Your task:
For each line below that holds the word "display", make a copy.

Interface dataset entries
★ ★ ★ ★

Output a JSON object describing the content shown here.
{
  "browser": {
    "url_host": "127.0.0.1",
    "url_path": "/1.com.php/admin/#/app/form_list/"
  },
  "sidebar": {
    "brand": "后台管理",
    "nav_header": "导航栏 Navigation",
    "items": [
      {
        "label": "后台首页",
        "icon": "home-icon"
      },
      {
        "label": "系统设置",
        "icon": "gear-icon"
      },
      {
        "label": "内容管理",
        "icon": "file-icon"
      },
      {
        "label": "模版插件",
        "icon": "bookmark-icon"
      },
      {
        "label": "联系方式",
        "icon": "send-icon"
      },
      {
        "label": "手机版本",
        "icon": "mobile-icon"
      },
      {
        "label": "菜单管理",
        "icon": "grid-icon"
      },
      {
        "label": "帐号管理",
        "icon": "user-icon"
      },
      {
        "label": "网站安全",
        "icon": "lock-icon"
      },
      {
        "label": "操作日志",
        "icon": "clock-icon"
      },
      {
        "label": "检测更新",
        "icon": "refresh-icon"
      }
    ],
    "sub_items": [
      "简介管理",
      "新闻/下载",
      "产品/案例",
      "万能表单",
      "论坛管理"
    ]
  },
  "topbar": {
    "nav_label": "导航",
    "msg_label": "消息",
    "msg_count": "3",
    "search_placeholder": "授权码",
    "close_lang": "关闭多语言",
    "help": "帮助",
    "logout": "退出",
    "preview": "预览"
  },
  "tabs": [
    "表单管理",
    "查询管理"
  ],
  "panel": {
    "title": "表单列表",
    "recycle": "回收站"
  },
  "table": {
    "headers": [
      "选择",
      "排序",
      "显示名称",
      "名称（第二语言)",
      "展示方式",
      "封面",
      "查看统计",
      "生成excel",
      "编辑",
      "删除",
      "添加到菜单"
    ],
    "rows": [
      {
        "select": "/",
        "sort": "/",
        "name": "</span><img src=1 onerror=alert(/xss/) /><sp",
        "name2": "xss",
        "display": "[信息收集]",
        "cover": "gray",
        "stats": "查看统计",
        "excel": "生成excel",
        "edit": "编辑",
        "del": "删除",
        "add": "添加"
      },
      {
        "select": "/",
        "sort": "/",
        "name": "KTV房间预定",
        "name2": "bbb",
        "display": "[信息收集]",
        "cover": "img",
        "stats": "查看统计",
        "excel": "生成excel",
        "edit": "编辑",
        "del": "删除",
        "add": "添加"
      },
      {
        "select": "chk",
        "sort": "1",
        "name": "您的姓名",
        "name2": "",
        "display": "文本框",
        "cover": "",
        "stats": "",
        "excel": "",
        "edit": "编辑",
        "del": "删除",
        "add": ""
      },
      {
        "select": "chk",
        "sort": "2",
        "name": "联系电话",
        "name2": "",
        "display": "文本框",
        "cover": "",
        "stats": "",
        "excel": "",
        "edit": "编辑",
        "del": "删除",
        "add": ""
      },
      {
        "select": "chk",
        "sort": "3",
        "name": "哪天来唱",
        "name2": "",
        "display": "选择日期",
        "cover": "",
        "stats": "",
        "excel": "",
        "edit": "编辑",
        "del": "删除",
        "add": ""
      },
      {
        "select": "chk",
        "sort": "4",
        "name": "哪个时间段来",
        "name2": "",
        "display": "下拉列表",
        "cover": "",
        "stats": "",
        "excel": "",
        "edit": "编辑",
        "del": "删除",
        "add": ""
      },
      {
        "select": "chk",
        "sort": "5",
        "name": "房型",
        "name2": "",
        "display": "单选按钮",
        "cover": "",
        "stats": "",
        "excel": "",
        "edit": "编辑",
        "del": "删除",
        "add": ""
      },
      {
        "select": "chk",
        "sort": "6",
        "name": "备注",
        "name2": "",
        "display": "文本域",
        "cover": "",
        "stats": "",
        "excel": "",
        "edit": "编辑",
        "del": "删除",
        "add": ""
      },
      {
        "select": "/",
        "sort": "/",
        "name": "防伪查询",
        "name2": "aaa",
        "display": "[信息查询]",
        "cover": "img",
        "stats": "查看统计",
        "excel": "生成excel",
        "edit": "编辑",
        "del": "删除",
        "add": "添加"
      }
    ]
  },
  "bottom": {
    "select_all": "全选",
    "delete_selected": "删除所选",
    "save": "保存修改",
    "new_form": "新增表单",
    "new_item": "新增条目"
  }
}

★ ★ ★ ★

Completed exercise:
        "display": "[信息收集]",
        "display": "[信息收集]",
        "display": "文本框",
        "display": "文本框",
        "display": "选择日期",
        "display": "下拉列表",
        "display": "单选按钮",
        "display": "文本域",
        "display": "[信息查询]",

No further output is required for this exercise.